Description of the task ->
In the material below, find each line with the string "files" and copy it.

Exercise input ->
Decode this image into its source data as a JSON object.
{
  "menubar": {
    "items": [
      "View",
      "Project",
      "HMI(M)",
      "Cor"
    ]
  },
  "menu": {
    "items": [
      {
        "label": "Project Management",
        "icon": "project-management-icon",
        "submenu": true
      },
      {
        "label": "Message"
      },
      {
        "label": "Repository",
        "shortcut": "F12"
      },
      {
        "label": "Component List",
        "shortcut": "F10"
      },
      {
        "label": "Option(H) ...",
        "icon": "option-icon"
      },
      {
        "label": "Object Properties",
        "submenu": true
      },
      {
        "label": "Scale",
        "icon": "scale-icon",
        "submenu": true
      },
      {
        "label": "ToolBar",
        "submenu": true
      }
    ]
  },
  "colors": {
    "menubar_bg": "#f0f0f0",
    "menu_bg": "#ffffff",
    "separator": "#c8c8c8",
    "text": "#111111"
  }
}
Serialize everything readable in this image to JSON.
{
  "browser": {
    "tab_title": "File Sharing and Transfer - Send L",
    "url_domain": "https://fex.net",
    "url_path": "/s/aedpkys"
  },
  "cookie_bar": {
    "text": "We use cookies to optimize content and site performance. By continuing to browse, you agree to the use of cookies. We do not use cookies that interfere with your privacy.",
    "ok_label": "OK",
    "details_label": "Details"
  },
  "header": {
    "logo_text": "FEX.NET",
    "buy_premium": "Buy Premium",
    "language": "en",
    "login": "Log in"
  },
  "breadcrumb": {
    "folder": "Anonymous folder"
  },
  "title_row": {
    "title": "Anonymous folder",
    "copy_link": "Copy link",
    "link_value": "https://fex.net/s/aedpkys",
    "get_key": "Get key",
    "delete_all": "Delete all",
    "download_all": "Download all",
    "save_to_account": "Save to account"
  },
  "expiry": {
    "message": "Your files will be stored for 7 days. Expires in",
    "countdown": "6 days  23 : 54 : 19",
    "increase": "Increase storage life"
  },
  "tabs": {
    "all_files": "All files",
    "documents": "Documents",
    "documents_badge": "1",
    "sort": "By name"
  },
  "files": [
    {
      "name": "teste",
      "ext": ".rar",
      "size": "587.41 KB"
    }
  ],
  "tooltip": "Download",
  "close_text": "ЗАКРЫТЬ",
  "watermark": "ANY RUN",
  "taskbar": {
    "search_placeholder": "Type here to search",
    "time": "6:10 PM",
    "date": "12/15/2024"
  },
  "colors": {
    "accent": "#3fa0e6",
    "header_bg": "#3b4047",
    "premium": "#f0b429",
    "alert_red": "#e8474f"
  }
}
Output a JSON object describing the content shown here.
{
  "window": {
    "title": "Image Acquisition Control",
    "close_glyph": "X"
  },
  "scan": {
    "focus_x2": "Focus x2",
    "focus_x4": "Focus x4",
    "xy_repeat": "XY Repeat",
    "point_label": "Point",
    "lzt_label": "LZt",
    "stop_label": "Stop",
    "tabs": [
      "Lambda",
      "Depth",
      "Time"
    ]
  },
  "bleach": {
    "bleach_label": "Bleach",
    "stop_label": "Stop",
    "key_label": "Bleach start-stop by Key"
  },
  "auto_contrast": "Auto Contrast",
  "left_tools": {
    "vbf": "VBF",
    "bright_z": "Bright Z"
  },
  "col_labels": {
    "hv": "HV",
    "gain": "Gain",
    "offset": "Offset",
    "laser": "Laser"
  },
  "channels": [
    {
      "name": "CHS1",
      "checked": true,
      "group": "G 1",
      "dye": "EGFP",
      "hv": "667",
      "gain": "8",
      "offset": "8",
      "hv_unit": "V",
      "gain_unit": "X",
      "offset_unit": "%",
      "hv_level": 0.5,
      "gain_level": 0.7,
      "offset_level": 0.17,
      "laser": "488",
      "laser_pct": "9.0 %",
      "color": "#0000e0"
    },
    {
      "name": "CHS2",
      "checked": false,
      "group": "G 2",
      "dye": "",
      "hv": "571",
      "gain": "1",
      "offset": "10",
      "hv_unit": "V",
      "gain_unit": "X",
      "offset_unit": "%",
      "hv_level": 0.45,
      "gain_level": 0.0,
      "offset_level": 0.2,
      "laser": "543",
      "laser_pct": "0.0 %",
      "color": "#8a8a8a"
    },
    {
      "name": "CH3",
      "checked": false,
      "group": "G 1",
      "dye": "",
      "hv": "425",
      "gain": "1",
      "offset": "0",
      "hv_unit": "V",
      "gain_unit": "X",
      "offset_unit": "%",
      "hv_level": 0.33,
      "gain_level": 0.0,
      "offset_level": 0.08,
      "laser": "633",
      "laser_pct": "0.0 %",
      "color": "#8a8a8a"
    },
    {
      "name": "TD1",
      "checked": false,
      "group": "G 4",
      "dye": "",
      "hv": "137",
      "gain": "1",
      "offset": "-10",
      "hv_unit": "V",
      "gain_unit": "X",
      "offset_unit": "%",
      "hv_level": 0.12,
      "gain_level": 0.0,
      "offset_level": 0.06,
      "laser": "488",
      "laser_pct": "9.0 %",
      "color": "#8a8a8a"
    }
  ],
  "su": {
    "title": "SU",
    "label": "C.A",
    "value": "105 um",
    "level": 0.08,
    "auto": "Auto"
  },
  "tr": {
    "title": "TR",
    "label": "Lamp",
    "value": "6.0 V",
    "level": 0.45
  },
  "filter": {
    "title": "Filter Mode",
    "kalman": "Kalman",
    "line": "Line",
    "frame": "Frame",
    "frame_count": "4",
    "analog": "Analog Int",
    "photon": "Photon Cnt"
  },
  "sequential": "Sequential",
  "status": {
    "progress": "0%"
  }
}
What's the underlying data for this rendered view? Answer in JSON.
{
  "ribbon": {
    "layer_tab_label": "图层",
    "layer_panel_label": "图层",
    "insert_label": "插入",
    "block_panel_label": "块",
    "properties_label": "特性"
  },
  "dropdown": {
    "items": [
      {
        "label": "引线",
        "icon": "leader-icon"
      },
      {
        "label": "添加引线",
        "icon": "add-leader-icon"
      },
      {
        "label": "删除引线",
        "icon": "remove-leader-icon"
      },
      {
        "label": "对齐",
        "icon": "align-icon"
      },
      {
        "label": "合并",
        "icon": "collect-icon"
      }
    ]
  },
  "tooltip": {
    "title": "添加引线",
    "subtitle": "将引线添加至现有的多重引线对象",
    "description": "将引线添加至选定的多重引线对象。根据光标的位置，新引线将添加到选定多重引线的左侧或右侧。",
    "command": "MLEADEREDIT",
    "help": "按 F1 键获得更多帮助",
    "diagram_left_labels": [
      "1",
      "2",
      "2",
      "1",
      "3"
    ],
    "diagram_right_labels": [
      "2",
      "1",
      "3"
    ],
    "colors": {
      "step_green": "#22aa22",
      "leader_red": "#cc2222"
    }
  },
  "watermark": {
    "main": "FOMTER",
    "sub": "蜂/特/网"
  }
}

Answer to this problem ->
    "message": "Your files will be stored for 7 days. Expires in",
    "all_files": "All files",
  "files": [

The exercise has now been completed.